It looks like you're using an Ad Blocker.
Please white-list or disable AboveTopSecret.com in your ad-blocking tool.
Some features of ATS will be disabled while you continue to use an ad-blocker.
As you weave through interstate traffic, you're unlikely to notice another plain-looking Peterbilt tractor-trailer rolling along in the right-hand lane. The government plates and array of antennas jutting from the cab's roof would hardly register. You'd have no idea that inside the cab an armed federal agent operates a host of electronic countermeasures to keep outsiders from accessing his heavily armored cargo: a nuclear warhead with enough destructive power to level downtown San Francisco.
In 2010, DOE inspectors were tipped off to alcohol abuse among the truckers. They identified 16 alcohol-related incidents between 2007 and 2009, including one in which agents were detained by local police at a bar after they'd stopped for the night with their atomic payload.
There have also been accidents. In 1996, a driver flipped his trailer on a two-lane Nebraska hill road after a freak ice storm, sending authorities scrambling to secure its payload of two nuclear bombs and return them to a nearby Air Force base.
Originally posted by cwg100
s 30 minutes.
The trucks travel on normal roads at normal times of the day. There are certain facilities they travel between, and we were told a convoy had been through the city we were in just that morning. We could surmise from what they said exactly where the trucks had left from (Texas) and where they were going (Idaho). Our city apparently is on a main route between a couple of facilities nuclear material is transferred from and to.
Originally posted by stirling
Fifty trained men could take down a convoy no problem....
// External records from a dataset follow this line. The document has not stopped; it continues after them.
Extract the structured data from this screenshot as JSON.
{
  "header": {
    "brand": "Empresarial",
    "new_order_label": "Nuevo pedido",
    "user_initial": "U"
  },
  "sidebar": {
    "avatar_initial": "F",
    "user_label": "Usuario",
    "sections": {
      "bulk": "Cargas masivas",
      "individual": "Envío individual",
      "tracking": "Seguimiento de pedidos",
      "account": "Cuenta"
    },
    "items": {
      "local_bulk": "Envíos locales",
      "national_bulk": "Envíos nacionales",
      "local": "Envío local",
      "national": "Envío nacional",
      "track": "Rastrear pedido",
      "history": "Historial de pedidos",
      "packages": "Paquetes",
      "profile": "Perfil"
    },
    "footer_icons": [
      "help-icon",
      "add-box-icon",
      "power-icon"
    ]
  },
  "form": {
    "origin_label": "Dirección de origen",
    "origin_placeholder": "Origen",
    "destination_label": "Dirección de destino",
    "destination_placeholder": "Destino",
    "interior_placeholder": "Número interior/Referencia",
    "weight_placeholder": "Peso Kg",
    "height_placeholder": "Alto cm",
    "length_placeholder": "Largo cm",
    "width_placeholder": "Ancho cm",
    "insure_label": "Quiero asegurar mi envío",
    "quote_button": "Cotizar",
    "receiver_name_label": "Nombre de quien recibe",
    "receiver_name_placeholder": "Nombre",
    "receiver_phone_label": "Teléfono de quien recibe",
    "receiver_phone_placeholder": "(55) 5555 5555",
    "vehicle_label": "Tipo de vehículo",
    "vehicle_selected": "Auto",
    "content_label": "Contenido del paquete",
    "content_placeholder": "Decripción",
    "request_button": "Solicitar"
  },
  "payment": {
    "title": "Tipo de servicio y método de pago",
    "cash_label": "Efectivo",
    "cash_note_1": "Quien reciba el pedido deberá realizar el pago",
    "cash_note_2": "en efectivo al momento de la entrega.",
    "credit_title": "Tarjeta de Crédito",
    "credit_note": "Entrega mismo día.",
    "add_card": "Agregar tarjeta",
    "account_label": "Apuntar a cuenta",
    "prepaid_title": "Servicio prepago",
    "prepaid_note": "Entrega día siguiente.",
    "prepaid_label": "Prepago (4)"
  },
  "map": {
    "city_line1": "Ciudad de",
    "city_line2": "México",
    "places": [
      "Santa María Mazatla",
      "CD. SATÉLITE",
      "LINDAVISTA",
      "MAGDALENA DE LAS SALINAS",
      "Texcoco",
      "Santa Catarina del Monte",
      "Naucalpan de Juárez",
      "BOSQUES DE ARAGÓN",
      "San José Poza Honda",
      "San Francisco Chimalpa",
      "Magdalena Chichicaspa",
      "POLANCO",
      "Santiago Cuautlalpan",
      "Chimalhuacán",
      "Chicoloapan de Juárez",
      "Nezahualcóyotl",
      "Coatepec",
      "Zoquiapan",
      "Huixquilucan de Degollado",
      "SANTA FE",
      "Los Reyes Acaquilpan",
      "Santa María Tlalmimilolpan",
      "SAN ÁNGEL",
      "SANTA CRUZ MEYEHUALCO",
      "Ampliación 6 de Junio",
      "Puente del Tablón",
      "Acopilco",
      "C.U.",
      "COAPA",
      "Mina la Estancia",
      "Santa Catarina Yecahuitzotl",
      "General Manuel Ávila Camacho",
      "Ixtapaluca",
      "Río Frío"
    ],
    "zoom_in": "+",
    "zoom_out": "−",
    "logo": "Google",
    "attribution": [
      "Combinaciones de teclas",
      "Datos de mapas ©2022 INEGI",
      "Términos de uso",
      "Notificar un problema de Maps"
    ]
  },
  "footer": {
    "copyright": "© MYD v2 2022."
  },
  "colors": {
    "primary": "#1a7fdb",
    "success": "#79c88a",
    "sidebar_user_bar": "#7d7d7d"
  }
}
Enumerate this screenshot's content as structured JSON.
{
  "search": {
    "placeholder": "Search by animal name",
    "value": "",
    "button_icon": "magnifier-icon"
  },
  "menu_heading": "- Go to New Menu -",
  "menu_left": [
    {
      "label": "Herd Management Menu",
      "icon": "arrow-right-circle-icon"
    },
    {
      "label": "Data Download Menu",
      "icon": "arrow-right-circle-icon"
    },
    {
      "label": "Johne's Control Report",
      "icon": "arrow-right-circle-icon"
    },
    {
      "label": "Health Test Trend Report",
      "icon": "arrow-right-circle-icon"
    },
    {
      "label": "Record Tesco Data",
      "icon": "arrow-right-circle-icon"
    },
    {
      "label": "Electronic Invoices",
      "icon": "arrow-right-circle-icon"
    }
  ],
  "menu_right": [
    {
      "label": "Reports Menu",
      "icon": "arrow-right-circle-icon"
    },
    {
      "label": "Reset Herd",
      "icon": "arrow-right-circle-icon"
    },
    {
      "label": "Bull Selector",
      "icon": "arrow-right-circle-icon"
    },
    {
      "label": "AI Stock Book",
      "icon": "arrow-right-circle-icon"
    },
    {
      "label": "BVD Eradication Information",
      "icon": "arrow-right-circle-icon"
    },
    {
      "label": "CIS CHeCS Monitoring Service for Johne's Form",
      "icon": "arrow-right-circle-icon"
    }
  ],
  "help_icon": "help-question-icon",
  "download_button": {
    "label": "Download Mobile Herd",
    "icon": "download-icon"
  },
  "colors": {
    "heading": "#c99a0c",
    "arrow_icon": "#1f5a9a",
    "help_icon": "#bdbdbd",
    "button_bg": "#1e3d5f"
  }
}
They arent that heavily armed, and they arent that many they couldnt be neutralised.
What you would do with the goods however is another matter....